Navigating the transition from co-worker to supervisor.
Transitioning into a leadership role is an exciting step in anyone’s career, but it can also be daunting if you will be supervising or in a senior role to those you previously worked alongside. Some simple mindset shifts and a commitment to a plan can go a long way in helping your adjustment.
So you’ve been promoted to a position with greater responsibility and influence! Your hard work and dedication have prepared you for an opportunity like this. The transition could bring a variety of challenges. You may recognize that you have a choice… a choice to focus on the challenges as obstacles or as opportunities. Opting to view these challenges as opportunities and lean into your ability to navigate uncertainty and change, will only add to your growth and leadership journey. Your self-awareness, emotional intelligence and communication skills will be key to navigating the transition. Understanding the importance of leading yourself well, seeking feedback and support will make this transition successful for everyone involved.
A few opportunities you may encounter: You were selected over another colleague, who will now report to you; there is an awkwardness among your team, previously peers, in how to bring issues to you; some team members question your ability to succeed in the new role.
Success lies in your mindset and approach. Commit to a mindset of: “I will seek to understand. I will assume positive intent. Together we can and will transition well.” Corral fear or anxiety over the “uncomfortableness” that can accompany an internal promotion. Set your mind to positive energy.
Embrace that this change presents opportunities to listen, learn and engage input from your team. There is an opportunity to strengthen connections, communicate desire to support their success, and make improvements that benefit everyone on the team. Creating a 30-60-90 transition plan can help to communicate the pathway and provide a roadmap for the transition to your team. A transition plan can calm some team anxiety, just in the fact that there is a transition plan and that their thoughts, feelings, ideas will be heard. Key elements of your transition plan include:
Phase I | Discovery
Phase II | Synthesize data
Phase III | Redesign/reset
Once you have your draft plan, share your plan with your supervisor and/or HR to garner their input and identify any areas they can provide support. The transition plan, effective communication (messaging), coupled with support from your supervisor and HR increase the probability of a successful transition from co-worker to supervisor. Incorporate feedback into your final transition plan. Then you will be ready to communicate your plan and the process with your team.
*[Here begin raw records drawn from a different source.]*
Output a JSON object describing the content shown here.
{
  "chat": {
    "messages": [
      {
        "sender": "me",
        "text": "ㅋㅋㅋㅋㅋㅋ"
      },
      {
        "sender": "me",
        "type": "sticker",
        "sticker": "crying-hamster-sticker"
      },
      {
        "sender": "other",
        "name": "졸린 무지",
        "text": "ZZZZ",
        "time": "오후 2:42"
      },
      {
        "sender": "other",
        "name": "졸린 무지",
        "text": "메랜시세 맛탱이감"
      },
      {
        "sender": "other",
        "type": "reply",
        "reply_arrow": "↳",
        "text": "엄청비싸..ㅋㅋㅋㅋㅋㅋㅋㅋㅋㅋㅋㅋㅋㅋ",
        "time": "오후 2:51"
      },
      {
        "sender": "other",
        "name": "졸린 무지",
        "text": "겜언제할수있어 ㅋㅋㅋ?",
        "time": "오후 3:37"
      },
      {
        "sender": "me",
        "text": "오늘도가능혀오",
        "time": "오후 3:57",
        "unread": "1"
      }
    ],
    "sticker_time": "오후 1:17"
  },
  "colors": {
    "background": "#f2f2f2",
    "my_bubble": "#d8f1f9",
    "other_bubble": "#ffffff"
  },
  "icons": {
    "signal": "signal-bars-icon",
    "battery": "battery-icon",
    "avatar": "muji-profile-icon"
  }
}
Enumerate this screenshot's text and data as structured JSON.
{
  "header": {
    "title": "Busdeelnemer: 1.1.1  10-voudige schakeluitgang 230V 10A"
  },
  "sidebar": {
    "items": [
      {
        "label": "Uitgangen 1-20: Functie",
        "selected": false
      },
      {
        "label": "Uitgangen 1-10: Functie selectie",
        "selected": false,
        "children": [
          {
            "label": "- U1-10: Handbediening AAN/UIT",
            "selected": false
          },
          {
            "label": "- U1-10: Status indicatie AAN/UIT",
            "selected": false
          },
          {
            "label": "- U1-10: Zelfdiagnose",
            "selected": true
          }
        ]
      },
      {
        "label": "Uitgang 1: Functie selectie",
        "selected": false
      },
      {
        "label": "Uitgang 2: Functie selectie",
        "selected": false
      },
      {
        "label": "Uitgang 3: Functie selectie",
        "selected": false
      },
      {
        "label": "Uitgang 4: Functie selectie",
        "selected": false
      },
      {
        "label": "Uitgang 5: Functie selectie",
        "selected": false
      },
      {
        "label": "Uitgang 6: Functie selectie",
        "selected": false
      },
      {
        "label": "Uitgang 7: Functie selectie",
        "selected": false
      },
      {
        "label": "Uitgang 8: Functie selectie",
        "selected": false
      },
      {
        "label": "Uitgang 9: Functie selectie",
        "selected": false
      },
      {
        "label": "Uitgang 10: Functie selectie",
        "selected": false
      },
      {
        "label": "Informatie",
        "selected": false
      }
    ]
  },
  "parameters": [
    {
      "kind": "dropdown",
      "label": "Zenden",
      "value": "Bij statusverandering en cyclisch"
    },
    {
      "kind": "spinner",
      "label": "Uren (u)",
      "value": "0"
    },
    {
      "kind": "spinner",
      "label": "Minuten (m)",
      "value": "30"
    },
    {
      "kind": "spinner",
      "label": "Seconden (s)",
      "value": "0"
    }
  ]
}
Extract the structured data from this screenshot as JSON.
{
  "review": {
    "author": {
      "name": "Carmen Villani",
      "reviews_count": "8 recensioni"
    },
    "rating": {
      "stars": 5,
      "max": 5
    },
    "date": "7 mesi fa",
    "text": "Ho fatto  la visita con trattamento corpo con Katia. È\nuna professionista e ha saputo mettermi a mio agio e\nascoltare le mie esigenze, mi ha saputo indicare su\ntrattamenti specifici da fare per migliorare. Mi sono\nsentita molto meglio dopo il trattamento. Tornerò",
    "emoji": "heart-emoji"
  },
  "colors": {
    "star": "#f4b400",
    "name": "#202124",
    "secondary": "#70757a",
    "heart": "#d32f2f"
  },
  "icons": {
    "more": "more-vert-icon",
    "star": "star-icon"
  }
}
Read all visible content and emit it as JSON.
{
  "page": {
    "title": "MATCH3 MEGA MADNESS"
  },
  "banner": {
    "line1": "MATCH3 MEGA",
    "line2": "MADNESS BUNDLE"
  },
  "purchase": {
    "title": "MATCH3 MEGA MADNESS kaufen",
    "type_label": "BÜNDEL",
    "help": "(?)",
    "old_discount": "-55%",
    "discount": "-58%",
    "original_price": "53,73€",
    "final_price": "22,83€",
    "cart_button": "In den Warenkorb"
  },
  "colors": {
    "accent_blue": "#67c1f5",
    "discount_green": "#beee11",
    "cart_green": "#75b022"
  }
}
Take action and follow through.
Phase I | Discovery – during this phase commit to investing time in discovery conversations to listen and learn. Meet one-on-one with each team member, with the intent to discover their thoughts and feelings about the change in leadership. Acknowledge that you understand you are not the only one who is navigating change. Ask what concerns they have. Invite them to share ideas they have for improving how the team operates, efficiencies, etc. Let them know that their input (thoughts, concerns, ideas) is part of the discovery process. Their input will be reviewed in Phase II and possibly incorporated into Phase III of your transition plan. Thank them for their transparency and candidness (assuming they were).
Phase II | Synthesize data - review and reflect on data from discovery conversations. Look for common themes identifying common concerns. Summarize all ideas and concerns, then draft messaging to communicate your discoveries and what (if any) changes will be made.
Phase III | Redesign/reset – schedule a time to share your summary data from Phase I & II of your transition plan with the full team. Preparation and timing are integral in delivering a message that is heard, and generates inspiration, buy-in and action from those receiving the message. Share the data and next steps. Encourage them to share questions and concerns. Make decisions for moving forward (next steps) as identified in Phase III. The final transition plan will include goals and action plans for 30, 60 and 90 days. These increments give the team firm due dates to rely on. This part of the transition plan should also include highlights of your growth plan.
Within our Leadership Institute, we provide instructions to build a Team Charter. A Team Charter can help steer the course as well as keep everyone on the same course. If you already have a Team Charter, you could invite the group to participate in incorporating the redesign/reset decisions.
The benefits of a transition plan include:
Beginning the relationship shift from co-worker to employee/supervisor through the discovery conversations.
Modeling inclusion and team through the discovery conversation(s) and communicating results.
Deposits to your leadership credibility account. The following actions have increased your credibility among your team:
Seeking to understand through the listen and learn conversations
Respect – asking for their input, concerns
Follow through – you shared the transition plan… then ACTULLY did it
Communicating that you are still the same person as before, you simply wear a different title and have different responsibilities. You are committed to their success as people and colleagues, as before. Perhaps you have more influence and leverage for their success as their supervisor.
Beyond the transition plan include your path for continuous growth as a leader. Go Beyond’s Leadership Institute is packed with relevant content and strategies to help you discover and develop your leadership competencies… expanding your impact and maximizing results as you develop and lead your high-performing team.